EKRE also polled highly in South Estonia (37 percent), which means the area to the southeast of Tartu city and another region EKRE performs well.
Tartu city itself is traditionally a Reform stronghold; the party picked up 38 percent of support in Tartu County and Jõgeva County, Kantar Emor says.
Please note that the 101 Riigikogu seats are distributed in proportion to the population sizes of each of the 12 electoral districts.
Kantar Emor also notes that the "can't say" respondents to its survey were taken out of the equation, to make the results more comparable with a real Rigiikogu election, where such an option is of course not available on polling slips.
Results if 'can't say' responses are included
That said, the share of "don't knows" fell from 30 percent in December, to 26 percent in January, suggesting the impending elections are concentrating minds.
This fall was particularly marked among "other nationality" respondents; whereas 53 percent from this demographic pledged "can't say" in December, by January this proportion had fallen to 39 percent.

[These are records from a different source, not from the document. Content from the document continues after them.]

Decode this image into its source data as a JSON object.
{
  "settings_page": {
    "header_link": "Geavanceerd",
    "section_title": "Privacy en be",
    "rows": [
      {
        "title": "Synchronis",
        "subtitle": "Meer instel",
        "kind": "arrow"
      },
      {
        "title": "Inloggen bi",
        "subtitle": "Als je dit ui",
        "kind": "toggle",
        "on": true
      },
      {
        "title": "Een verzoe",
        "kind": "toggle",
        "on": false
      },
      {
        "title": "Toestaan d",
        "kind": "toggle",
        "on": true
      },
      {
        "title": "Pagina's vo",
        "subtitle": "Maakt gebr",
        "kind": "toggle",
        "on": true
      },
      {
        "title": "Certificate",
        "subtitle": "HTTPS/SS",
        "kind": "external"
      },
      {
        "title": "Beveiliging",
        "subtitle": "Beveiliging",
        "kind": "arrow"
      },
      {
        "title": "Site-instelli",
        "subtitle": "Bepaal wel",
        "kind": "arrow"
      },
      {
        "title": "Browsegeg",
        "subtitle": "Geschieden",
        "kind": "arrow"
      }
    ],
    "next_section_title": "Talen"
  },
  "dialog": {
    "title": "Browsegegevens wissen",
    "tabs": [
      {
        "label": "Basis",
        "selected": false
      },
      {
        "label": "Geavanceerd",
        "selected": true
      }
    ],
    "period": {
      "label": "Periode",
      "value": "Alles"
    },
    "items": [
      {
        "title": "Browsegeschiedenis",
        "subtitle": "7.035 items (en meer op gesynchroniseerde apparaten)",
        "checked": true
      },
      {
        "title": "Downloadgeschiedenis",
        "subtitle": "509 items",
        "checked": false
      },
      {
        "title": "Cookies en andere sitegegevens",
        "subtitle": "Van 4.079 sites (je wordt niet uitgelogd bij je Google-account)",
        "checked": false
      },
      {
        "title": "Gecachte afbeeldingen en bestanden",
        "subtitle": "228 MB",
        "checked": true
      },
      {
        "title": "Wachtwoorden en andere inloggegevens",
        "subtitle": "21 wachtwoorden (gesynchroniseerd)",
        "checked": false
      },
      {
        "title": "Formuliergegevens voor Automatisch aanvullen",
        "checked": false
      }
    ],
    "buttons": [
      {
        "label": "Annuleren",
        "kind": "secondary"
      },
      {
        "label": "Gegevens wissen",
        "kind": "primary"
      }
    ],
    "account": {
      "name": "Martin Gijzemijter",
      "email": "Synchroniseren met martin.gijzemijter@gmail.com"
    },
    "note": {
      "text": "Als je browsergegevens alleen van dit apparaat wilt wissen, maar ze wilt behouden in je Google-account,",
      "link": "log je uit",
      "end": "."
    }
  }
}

The ratings adjusted to take in the unpledged respondents are below ("can't say" in gray).
Among native speakers of Estonian, the proportion fell only be one percentage point, over the same period, to 22 percent.
If one factors in the "can't say" respondents, support for Reform stands at 22 percent (21 percent a month earlier), EKRE at 16 percent (up from 13 percent a month earlier) and the Center Party, 12 percent (slightly up from the 11 percent Kantar Emor reported in December).
Eesti 200 polled at 8 percent, SDE at 7 percent and Isamaa right on the threshold at 5 percent, once the undecided respondents were taken into account.
Kantar Emor conducted its study between January 5 and January 11 inclusive, commissioned by ERR.
A total of 1,639 citizens of voting age, with a maximum age of 84, were polled, one third by the phone and two-thirds online. Kantar Emor claims a mximum margin of error of +/- 2.52 percent in this case.
Please also see ERR News' 2023 elections sub-page here.
The relative changes in party support together with seat numbers, over the past year, are in the line graph below (Key: Yellow = Reform, dark blue = EKRE, dark green = Center, turquoise = Eesti 200, red = SDE, royal blue = Isamaa, light green = Estonian Greens, orange = Parempoolsed (founded autumn 2022-ed.), mid-green = TULE (formed from a merger of the former Free Party, which had several seats in the XIII Riigikogu, with Richness of Life, the party has not been publicly active in the run up to polling day so far-ed.).
Kantar Emor's Aivar Voog is due to appear on an election special ERR webcast at 11 a.m. Friday, joining ERR journalists Urmet Kook (web) and Indrek Kiisler (radio).
Polling day is March 5, preceded by several days' advance voting (during which voters can re-cast their vote). The main issues as things stand are defense and security at home and in conjunction with international organizations, energy security, prices and policy, and inflation, as well as education, language policy, family support benefits and the removal of Soviet-era monuments and other edifices, from the public space.
Editor: Andrew Whyte, Urmet Kook
Source: Kantar Emor